Beyond providing financial security, insurers are tasked with navigating a complex landscape of political, economic, and societal challenges, writes Antonio Serrapica, partner, Kearney.

This year, voters from more than 60 countries are heading to the polls, marking a historic level of engagement in electoral activities. This surge in electoral activity coincides with heightened geopolitical tensions and conflicts, particularly in Ukraine, tensions between Israel and Hamas, and Houthi missile attacks in the Red Sea.


Amidst this, the insurance industry is at a critical juncture, grappling with these political and economic risks and societal changes. More insurers now realise they have a greater role to play than just providing a financial safety net for individuals and recognise the sector’s role in mitigating the impact of this instability.

Navigating economic threats

A wave of economic crises has increased levels of poverty and inequality across the globe. In Europe, nearly 9% of the working population is below the poverty line, struggling to make ends meet. Those in lower-skilled jobs are increasingly bearing the brunt of these economic shifts – whether from outsourcing, the rise of automation, or job insecurity.

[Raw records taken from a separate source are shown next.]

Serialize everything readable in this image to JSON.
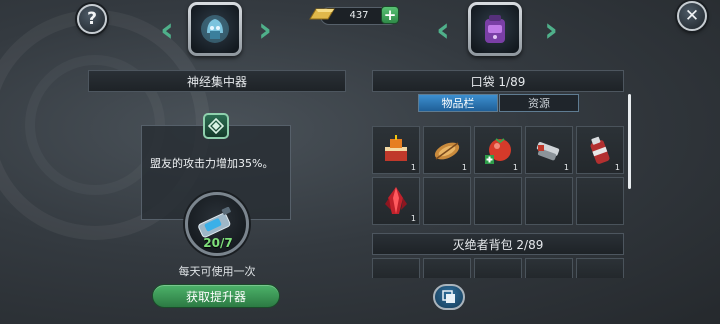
{
  "top_bar": {
    "help_label": "?",
    "close_label": "✕",
    "gold_amount": "437",
    "gold_plus_label": "+"
  },
  "left": {
    "title": "神经集中器",
    "effect_text": "盟友的攻击力增加35%。",
    "count": "20/7",
    "daily_text": "每天可使用一次",
    "acquire_button": "获取提升器"
  },
  "right": {
    "pocket_title": "口袋 1/89",
    "tabs": [
      {
        "label": "物品栏",
        "active": true
      },
      {
        "label": "资源",
        "active": false
      }
    ],
    "hunter_bag_title": "灭绝者背包 2/89",
    "grid_items": [
      {
        "icon": "birthday-cake-icon",
        "qty": "1"
      },
      {
        "icon": "roasted-meat-icon",
        "qty": "1"
      },
      {
        "icon": "tomato-medkit-icon",
        "qty": "1"
      },
      {
        "icon": "stapler-tool-icon",
        "qty": "1"
      },
      {
        "icon": "red-canister-icon",
        "qty": "1"
      },
      {
        "icon": "red-crystal-icon",
        "qty": "1"
      },
      {
        "icon": "",
        "qty": ""
      },
      {
        "icon": "",
        "qty": ""
      },
      {
        "icon": "",
        "qty": ""
      },
      {
        "icon": "",
        "qty": ""
      }
    ]
  },
  "colors": {
    "accent_green": "#4db36a",
    "tab_blue": "#3d8fd0",
    "count_green": "#7fe07a"
  }
}
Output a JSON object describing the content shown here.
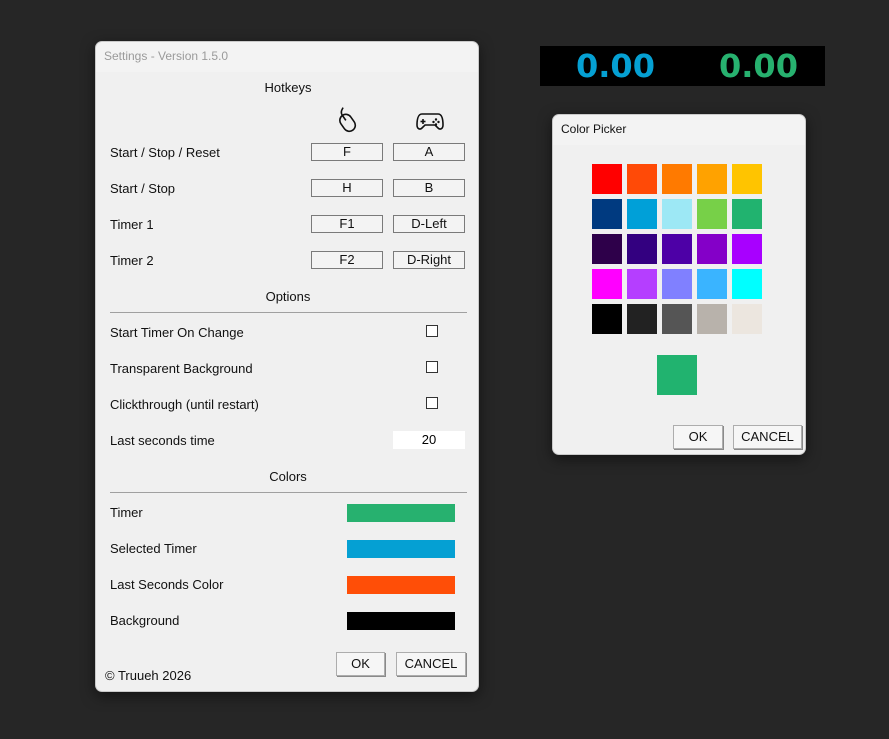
{
  "settings": {
    "title": "Settings - Version 1.5.0",
    "hotkeys_header": "Hotkeys",
    "hotkeys": [
      {
        "label": "Start / Stop / Reset",
        "mouse": "F",
        "pad": "A"
      },
      {
        "label": "Start / Stop",
        "mouse": "H",
        "pad": "B"
      },
      {
        "label": "Timer 1",
        "mouse": "F1",
        "pad": "D-Left"
      },
      {
        "label": "Timer 2",
        "mouse": "F2",
        "pad": "D-Right"
      }
    ],
    "options_header": "Options",
    "options": {
      "start_on_change": "Start Timer On Change",
      "transparent_bg": "Transparent Background",
      "clickthrough": "Clickthrough (until restart)",
      "last_seconds_label": "Last seconds time",
      "last_seconds_value": "20"
    },
    "colors_header": "Colors",
    "colors": [
      {
        "label": "Timer",
        "color": "#27b16f"
      },
      {
        "label": "Selected Timer",
        "color": "#05a0d3"
      },
      {
        "label": "Last Seconds Color",
        "color": "#ff4e07"
      },
      {
        "label": "Background",
        "color": "#000000"
      }
    ],
    "ok": "OK",
    "cancel": "CANCEL",
    "copyright": "© Truueh 2026"
  },
  "timers": {
    "timer1": "0.00",
    "timer1_color": "#05a0d3",
    "timer2": "0.00",
    "timer2_color": "#27b16f"
  },
  "picker": {
    "title": "Color Picker",
    "palette": [
      "#ff0000",
      "#ff4a07",
      "#ff7a00",
      "#ffa200",
      "#ffc400",
      "#003a80",
      "#00a0d8",
      "#9de8f5",
      "#77d048",
      "#21b36f",
      "#2e004a",
      "#330080",
      "#4d00a6",
      "#8400c8",
      "#a800ff",
      "#ff00ff",
      "#b53eff",
      "#8080ff",
      "#3ab4ff",
      "#00ffff",
      "#000000",
      "#222222",
      "#555555",
      "#b8b2ab",
      "#ece6df"
    ],
    "selected": "#21b36f",
    "ok": "OK",
    "cancel": "CANCEL"
  }
}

This downturn in the economic landscape doesn’t just affect individuals; it trickles through sectors, including the insurance industry, and the influence is extensive, from underwriting policies to the strategies behind investments.

For insurers, the big challenge lies in maintaining growth and staying profitable. With inflation pushing claim costs up much faster than average premiums can adjust, and consumers and businesses tightening their belts, the sector faces a tricky balancing act.

To navigate the complexities of today’s economic landscape, the industry must prioritise innovation, particularly by adopting new technologies that enhance operational efficiency.

Digital advancements, notably the integration of AI, are revolutionising how insurance companies interact with their clients – from product creation to claims processing. This shift towards a more digital approach allows insurers to provide responsive, predictive, and available services on demand. As a result, insurers can remain agile in response to economic fluctuations and stay on the front foot when it comes to meeting market demands.

Insuring through geopolitical tensions

Rising geopolitical tensions bring an array of risks – from political unrest to the repercussions of trade disputes and the impact of economic sanctions.

Geopolitical tensions, combined with evolving data requirements and regulatory changes, have added layers of complexity to insurers’ coverage provision. To address these challenges, insurers must develop specialised solutions and tailor their services to individual clients. Such solutions could include analytical tools and robust risk management frameworks to remain adaptive to volatile situations.

Utilising these tools and establishing frameworks is critical for the underwriting process. As risks from multiple sources emerge, such as those associated with threats to health, inflation, and international trade, insurers will need to adopt a new approach that spans multiple lines of business.

By leveraging real-time data and predictive analytics, insurers can better understand potential risks and tailor underwriting criteria to accurately reflect the geopolitical landscape. This strategy helps insurers minimise risks effectively and identify potential new growth opportunities.

An ageing population

According to Kearney analysis, almost 10 percent of the world’s population was 65 or older in 2020, and by 2030, projections suggest that approximately one in six people will be 60 years or older. This ageing demographic presents both challenges and opportunities for the insurance industry.

One of the primary challenges lies in addressing the increasing demand for longer-term care among older individuals. As life expectancy rises and people live longer, there is a growing need for insurance products that cater to the specific requirements of elderly policyholders, with a big question mark: how to make these products profitable.

However, this challenge brings a golden opportunity for product innovation. With telehealth and remote diagnoses becoming increasingly common, insurers can leverage these advancements to improve their offerings and provide more comprehensive coverage tailored to policyholders’ evolving needs.

As society’s age profile evolves, insurers must also understand how long-term care solutions will vary. Despite the gap narrowing, women outnumber men at older ages, and insurers need to take this into consideration when designing products and services.

Understanding gender-specific healthcare needs is necessary for innovative advancements like genetic manipulation, and insurers must stay ahead by addressing these dynamics and ensuring their offerings resonate with evolving demographics and medical breakthroughs.

The road ahead

2024 will be a pivotal year for the insurance industry. Beyond providing financial security, insurers are tasked with navigating a complex landscape of political, economic, and societal challenges. As such, the industry must focus on staying agile, embracing digital transformation, and understanding emerging risks and opportunities. Only then can they mitigate these threats and unlock new avenues for growth amidst global uncertainty.